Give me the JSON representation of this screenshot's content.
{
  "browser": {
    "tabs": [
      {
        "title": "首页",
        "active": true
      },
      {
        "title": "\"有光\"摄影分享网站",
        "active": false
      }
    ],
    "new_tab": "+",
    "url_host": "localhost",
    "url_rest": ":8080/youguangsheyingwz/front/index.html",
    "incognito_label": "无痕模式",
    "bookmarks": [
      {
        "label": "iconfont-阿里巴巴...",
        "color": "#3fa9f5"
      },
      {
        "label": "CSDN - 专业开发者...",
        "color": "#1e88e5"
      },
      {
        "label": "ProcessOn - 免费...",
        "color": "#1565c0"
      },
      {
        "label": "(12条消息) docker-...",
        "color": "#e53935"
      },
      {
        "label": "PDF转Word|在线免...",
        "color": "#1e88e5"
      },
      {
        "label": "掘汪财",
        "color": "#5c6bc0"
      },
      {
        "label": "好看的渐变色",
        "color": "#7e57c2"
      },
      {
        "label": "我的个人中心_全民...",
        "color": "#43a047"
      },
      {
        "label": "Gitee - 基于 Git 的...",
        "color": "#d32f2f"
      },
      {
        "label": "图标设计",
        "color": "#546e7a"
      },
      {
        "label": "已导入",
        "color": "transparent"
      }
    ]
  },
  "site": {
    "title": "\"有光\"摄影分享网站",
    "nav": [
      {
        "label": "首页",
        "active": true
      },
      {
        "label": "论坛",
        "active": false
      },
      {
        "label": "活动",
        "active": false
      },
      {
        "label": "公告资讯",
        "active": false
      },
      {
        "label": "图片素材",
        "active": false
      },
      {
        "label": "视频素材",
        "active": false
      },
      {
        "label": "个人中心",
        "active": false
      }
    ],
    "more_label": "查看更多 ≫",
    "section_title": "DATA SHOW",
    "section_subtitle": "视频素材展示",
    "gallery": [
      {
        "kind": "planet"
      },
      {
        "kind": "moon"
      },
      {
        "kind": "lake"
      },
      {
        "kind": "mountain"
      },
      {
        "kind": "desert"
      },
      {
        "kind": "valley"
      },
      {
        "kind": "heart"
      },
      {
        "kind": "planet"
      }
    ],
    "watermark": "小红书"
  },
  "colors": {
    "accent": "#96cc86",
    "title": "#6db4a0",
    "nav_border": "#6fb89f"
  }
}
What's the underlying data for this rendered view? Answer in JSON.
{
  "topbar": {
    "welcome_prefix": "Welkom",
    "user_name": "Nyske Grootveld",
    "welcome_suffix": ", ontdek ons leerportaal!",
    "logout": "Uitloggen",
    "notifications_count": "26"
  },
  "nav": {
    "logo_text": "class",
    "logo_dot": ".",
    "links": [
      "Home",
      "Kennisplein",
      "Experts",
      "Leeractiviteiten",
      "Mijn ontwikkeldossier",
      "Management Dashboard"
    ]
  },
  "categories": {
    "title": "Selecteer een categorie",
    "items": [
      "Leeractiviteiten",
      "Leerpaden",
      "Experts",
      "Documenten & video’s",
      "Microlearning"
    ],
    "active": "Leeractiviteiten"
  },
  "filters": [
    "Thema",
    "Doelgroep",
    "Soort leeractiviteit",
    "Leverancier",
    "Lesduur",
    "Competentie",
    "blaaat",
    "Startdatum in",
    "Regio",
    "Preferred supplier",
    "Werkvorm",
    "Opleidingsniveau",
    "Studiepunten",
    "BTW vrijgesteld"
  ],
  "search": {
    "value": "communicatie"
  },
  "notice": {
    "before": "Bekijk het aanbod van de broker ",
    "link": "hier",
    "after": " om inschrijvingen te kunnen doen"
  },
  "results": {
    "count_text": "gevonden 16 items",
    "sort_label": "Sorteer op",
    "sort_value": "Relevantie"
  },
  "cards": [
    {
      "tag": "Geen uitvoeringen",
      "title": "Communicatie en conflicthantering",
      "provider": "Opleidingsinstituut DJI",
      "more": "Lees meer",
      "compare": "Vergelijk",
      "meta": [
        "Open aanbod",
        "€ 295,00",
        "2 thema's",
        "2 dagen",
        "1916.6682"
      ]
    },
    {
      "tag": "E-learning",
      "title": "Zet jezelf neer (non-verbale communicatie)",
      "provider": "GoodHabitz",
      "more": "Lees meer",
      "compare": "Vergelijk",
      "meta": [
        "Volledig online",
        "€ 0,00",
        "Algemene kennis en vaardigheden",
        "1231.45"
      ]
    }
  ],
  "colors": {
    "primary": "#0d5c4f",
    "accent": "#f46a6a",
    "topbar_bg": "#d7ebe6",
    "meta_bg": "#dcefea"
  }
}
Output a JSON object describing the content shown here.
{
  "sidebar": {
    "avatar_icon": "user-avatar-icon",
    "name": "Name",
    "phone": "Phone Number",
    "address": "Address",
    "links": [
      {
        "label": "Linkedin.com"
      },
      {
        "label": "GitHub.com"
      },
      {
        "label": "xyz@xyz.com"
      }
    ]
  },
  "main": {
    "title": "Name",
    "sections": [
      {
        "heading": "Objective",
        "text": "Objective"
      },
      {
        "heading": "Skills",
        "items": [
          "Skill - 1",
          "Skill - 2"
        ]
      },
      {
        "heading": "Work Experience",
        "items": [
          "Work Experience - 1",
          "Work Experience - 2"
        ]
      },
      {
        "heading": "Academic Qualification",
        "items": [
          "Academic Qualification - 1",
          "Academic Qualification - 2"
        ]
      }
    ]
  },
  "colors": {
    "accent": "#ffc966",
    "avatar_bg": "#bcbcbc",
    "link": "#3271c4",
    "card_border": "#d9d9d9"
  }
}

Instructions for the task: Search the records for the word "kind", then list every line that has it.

Solution for this task:
        "kind": "planet"
        "kind": "moon"
        "kind": "lake"
        "kind": "mountain"
        "kind": "desert"
        "kind": "valley"
        "kind": "heart"
        "kind": "planet"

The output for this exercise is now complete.